(Data records for software interfaces)
»»

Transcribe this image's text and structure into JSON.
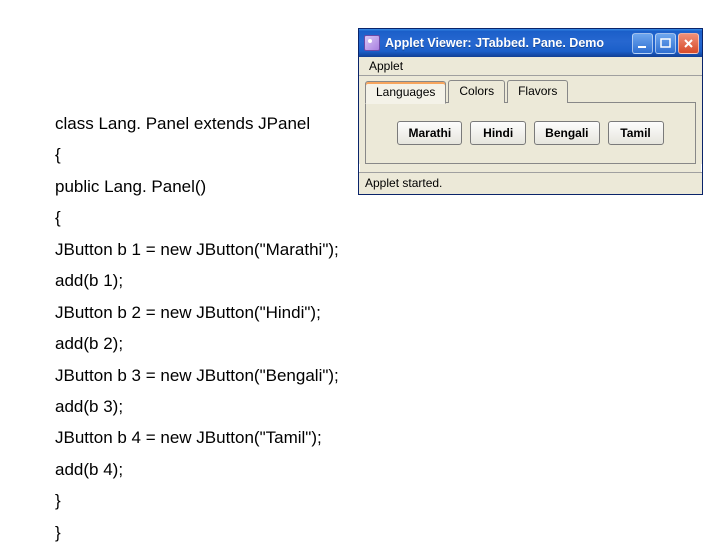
{
  "code": {
    "lines": [
      "class Lang. Panel extends JPanel",
      "{",
      "public Lang. Panel()",
      "{",
      "JButton b 1 = new JButton(\"Marathi\");",
      "add(b 1);",
      "JButton b 2 = new JButton(\"Hindi\");",
      "add(b 2);",
      "JButton b 3 = new JButton(\"Bengali\");",
      "add(b 3);",
      "JButton b 4 = new JButton(\"Tamil\");",
      "add(b 4);",
      "}",
      "}"
    ]
  },
  "window": {
    "title": "Applet Viewer: JTabbed. Pane. Demo",
    "menu": "Applet",
    "tabs": [
      {
        "label": "Languages",
        "active": true
      },
      {
        "label": "Colors",
        "active": false
      },
      {
        "label": "Flavors",
        "active": false
      }
    ],
    "buttons": [
      "Marathi",
      "Hindi",
      "Bengali",
      "Tamil"
    ],
    "status": "Applet started."
  },
  "icons": {
    "minimize": "minimize-icon",
    "maximize": "maximize-icon",
    "close": "close-icon",
    "app": "java-applet-icon"
  }
}
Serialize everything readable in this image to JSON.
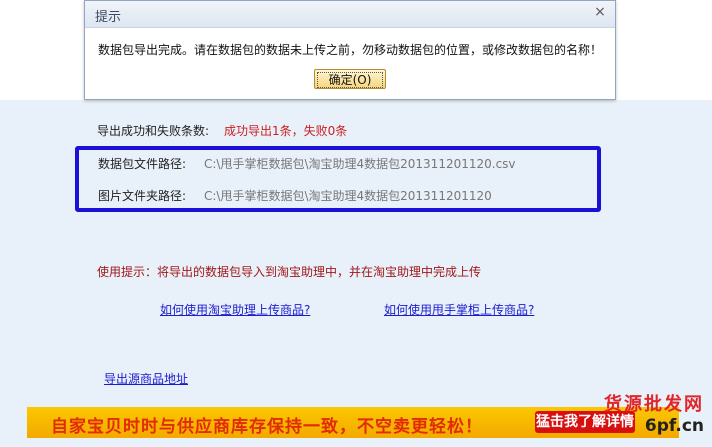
{
  "dialog": {
    "title": "提示",
    "close_glyph": "×",
    "message": "数据包导出完成。请在数据包的数据未上传之前，勿移动数据包的位置，或修改数据包的名称！",
    "ok_label": "确定(O)"
  },
  "export_result": {
    "label": "导出成功和失败条数:",
    "value": "成功导出1条，失败0条"
  },
  "package_path": {
    "label": "数据包文件路径:",
    "value": "C:\\甩手掌柜数据包\\淘宝助理4数据包201311201120.csv"
  },
  "image_path": {
    "label": "图片文件夹路径:",
    "value": "C:\\甩手掌柜数据包\\淘宝助理4数据包201311201120"
  },
  "usage_hint": "使用提示：将导出的数据包导入到淘宝助理中，并在淘宝助理中完成上传",
  "links": {
    "taobao_assistant": "如何使用淘宝助理上传商品?",
    "shuaishou": "如何使用甩手掌柜上传商品?",
    "export_source": "导出源商品地址"
  },
  "banner": {
    "text": "自家宝贝时时与供应商库存保持一致，不空卖更轻松！",
    "button": "猛击我了解详情"
  },
  "watermark": {
    "top": "货源批发网",
    "bottom": "6pf.cn"
  },
  "colors": {
    "panel_bg": "#e8f0f9",
    "highlight_border": "#1a10d8",
    "success_red": "#cc1f1f",
    "link_blue": "#1c1ccf",
    "banner_yellow": "#f4a900",
    "banner_red": "#d80f0f"
  }
}
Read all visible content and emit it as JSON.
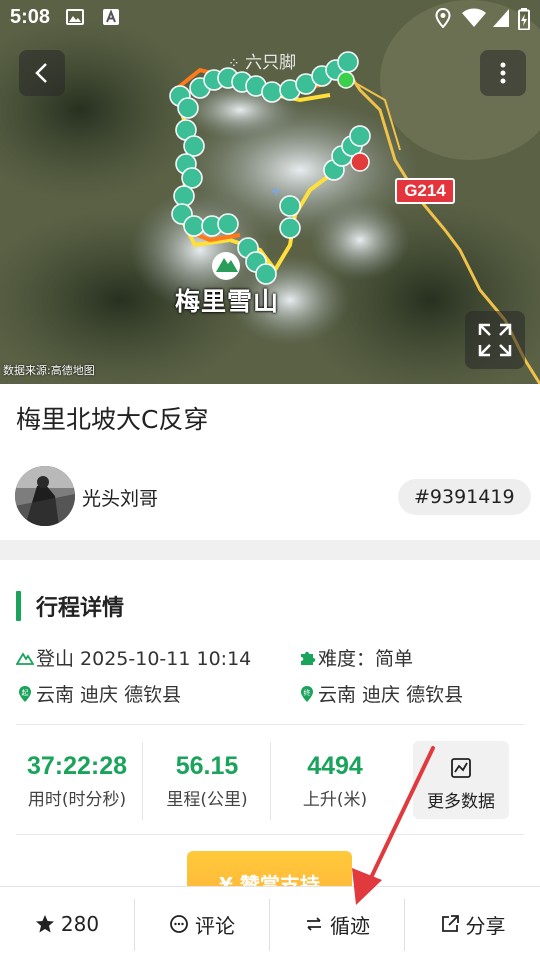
{
  "status_bar": {
    "time": "5:08"
  },
  "map": {
    "watermark": "六只脚",
    "source": "数据来源:高德地图",
    "place_label": "梅里雪山",
    "road_label": "G214"
  },
  "trip": {
    "title": "梅里北坡大C反穿",
    "author": "光头刘哥",
    "id": "#9391419"
  },
  "details": {
    "section_title": "行程详情",
    "start_time": "登山 2025-10-11 10:14",
    "difficulty": "难度：简单",
    "start_place": "云南 迪庆 德钦县",
    "end_place": "云南 迪庆 德钦县"
  },
  "stats": [
    {
      "value": "37:22:28",
      "label": "用时(时分秒)"
    },
    {
      "value": "56.15",
      "label": "里程(公里)"
    },
    {
      "value": "4494",
      "label": "上升(米)"
    }
  ],
  "more_data_label": "更多数据",
  "reward_label": "¥ 赞赏支持",
  "bottom_bar": {
    "favorites": "280",
    "comment": "评论",
    "follow_track": "循迹",
    "share": "分享"
  },
  "colors": {
    "accent": "#1aa35b",
    "road": "#e4343c",
    "reward": "#ffbe3a"
  }
}
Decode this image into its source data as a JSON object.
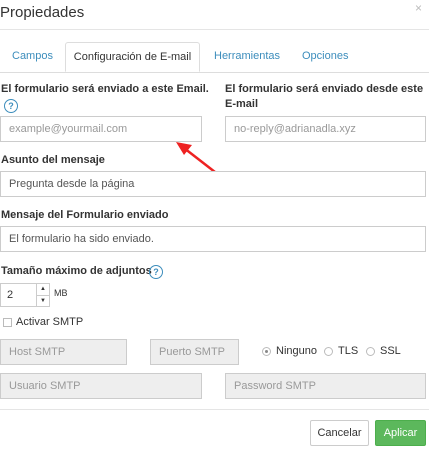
{
  "dialog": {
    "title": "Propiedades",
    "close": "×"
  },
  "tabs": [
    {
      "label": "Campos",
      "active": false
    },
    {
      "label": "Configuración de E-mail",
      "active": true
    },
    {
      "label": "Herramientas",
      "active": false
    },
    {
      "label": "Opciones",
      "active": false
    }
  ],
  "form": {
    "to_email": {
      "label": "El formulario será enviado a este Email.",
      "help": "?",
      "placeholder": "example@yourmail.com"
    },
    "from_email": {
      "label_line1": "El formulario será enviado desde este",
      "label_line2": "E-mail",
      "placeholder": "no-reply@adrianadla.xyz"
    },
    "subject": {
      "label": "Asunto del mensaje",
      "value": "Pregunta desde la página"
    },
    "sent_message": {
      "label": "Mensaje del Formulario enviado",
      "value": "El formulario ha sido enviado."
    },
    "max_attachment": {
      "label": "Tamaño máximo de adjuntos",
      "help": "?",
      "value": "2",
      "unit": "MB"
    },
    "smtp": {
      "activate_label": "Activar SMTP",
      "activated": false,
      "host_placeholder": "Host SMTP",
      "port_placeholder": "Puerto SMTP",
      "security_options": [
        "Ninguno",
        "TLS",
        "SSL"
      ],
      "security_selected": "Ninguno",
      "user_placeholder": "Usuario SMTP",
      "password_placeholder": "Password SMTP"
    }
  },
  "footer": {
    "cancel_label": "Cancelar",
    "apply_label": "Aplicar"
  }
}
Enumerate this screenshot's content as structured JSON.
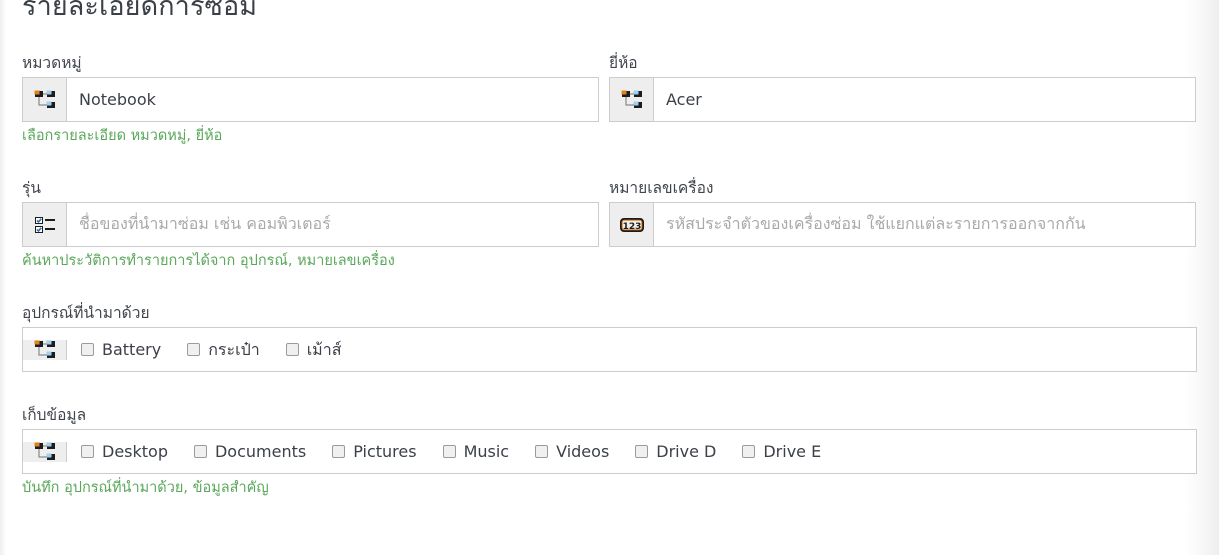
{
  "page": {
    "title": "รายละเอียดการซ่อม"
  },
  "fields": {
    "category": {
      "label": "หมวดหมู่",
      "value": "Notebook",
      "icon": "sitemap-icon"
    },
    "brand": {
      "label": "ยี่ห้อ",
      "value": "Acer",
      "icon": "sitemap-icon"
    },
    "model": {
      "label": "รุ่น",
      "value": "",
      "placeholder": "ชื่อของที่นำมาซ่อม เช่น คอมพิวเตอร์",
      "icon": "tasks-icon"
    },
    "serial": {
      "label": "หมายเลขเครื่อง",
      "value": "",
      "placeholder": "รหัสประจำตัวของเครื่องซ่อม ใช้แยกแต่ละรายการออกจากกัน",
      "icon": "numeric-123-icon"
    },
    "accessories": {
      "label": "อุปกรณ์ที่นำมาด้วย",
      "icon": "sitemap-icon",
      "options": [
        {
          "label": "Battery",
          "checked": false
        },
        {
          "label": "กระเป๋า",
          "checked": false
        },
        {
          "label": "เม้าส์",
          "checked": false
        }
      ]
    },
    "storage": {
      "label": "เก็บข้อมูล",
      "icon": "sitemap-icon",
      "options": [
        {
          "label": "Desktop",
          "checked": false
        },
        {
          "label": "Documents",
          "checked": false
        },
        {
          "label": "Pictures",
          "checked": false
        },
        {
          "label": "Music",
          "checked": false
        },
        {
          "label": "Videos",
          "checked": false
        },
        {
          "label": "Drive D",
          "checked": false
        },
        {
          "label": "Drive E",
          "checked": false
        }
      ]
    }
  },
  "help": {
    "row1": "เลือกรายละเอียด หมวดหมู่, ยี่ห้อ",
    "row2": "ค้นหาประวัติการทำรายการได้จาก อุปกรณ์, หมายเลขเครื่อง",
    "row3": "บันทึก อุปกรณ์ที่นำมาด้วย, ข้อมูลสำคัญ"
  },
  "colors": {
    "help_green": "#5aa75a",
    "label_gray": "#40454d",
    "border_gray": "#cccccc",
    "addon_bg": "#eeeeee",
    "placeholder": "#a9a9a9"
  }
}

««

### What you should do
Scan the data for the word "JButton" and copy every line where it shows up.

### Your response
      "JButton b 1 = new JButton(\"Marathi\");",
      "JButton b 2 = new JButton(\"Hindi\");",
      "JButton b 3 = new JButton(\"Bengali\");",
      "JButton b 4 = new JButton(\"Tamil\");",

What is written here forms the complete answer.